▶ _Assigned task_:
Take each line of the data that contains the string "this" and copy it.

+++ Task material +++

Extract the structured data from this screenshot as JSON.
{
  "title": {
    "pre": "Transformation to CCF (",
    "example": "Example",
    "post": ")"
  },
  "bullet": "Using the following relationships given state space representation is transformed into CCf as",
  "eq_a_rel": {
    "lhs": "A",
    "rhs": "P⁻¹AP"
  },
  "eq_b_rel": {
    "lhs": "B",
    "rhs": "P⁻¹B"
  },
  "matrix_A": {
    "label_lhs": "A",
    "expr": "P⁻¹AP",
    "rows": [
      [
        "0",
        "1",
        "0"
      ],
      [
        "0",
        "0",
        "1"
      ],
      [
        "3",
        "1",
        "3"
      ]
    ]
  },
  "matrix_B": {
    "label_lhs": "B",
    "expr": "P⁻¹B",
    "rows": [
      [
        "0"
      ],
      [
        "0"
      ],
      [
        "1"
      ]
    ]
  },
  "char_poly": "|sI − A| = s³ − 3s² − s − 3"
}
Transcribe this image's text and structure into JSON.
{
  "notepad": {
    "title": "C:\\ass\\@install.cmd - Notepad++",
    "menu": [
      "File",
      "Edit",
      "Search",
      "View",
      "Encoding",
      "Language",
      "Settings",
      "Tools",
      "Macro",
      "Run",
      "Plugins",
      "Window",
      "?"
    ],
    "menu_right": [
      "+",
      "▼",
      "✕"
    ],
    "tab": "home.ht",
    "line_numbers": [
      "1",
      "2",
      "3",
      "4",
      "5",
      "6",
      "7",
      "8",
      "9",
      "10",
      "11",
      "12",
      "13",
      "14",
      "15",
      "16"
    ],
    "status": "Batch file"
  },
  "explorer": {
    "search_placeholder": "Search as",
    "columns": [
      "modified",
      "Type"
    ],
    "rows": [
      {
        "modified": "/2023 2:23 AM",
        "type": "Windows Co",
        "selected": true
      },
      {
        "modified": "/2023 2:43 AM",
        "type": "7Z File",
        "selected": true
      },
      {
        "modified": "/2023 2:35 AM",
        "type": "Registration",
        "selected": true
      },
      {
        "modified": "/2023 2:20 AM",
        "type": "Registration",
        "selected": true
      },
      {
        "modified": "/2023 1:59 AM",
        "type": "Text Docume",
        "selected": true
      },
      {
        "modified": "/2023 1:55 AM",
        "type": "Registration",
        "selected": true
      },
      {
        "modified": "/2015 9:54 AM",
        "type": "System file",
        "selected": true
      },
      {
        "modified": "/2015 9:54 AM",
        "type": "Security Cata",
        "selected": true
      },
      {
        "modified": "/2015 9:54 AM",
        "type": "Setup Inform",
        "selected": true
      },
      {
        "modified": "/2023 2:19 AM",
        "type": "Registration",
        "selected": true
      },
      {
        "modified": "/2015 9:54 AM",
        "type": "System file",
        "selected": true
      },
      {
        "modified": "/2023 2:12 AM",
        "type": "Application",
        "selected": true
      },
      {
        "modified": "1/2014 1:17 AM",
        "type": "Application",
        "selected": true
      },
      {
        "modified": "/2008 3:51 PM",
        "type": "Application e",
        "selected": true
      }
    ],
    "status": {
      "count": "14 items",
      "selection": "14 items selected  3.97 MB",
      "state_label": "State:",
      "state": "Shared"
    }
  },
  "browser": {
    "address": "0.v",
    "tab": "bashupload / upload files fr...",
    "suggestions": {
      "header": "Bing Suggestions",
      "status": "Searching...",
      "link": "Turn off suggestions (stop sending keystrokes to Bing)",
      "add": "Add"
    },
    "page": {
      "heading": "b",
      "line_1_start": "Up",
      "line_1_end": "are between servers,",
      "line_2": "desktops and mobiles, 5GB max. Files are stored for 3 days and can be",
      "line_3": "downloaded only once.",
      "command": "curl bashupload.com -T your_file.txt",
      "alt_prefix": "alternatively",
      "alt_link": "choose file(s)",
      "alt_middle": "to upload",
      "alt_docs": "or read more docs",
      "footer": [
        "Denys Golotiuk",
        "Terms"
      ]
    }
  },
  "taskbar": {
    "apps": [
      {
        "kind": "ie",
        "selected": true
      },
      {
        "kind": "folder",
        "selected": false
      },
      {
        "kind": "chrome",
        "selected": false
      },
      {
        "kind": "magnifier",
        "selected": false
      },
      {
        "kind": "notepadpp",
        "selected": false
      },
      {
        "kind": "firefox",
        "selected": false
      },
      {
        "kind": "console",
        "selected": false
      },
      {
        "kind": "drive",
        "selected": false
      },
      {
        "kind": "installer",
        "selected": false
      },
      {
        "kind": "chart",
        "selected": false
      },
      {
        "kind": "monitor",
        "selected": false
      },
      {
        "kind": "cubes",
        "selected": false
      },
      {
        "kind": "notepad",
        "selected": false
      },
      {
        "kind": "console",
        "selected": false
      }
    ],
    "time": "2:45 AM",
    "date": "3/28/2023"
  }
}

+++

▶ _Solution to the problem_:
Extract the structured data from this screenshot as JSON.
Transcribe this image's text and structure into JSON.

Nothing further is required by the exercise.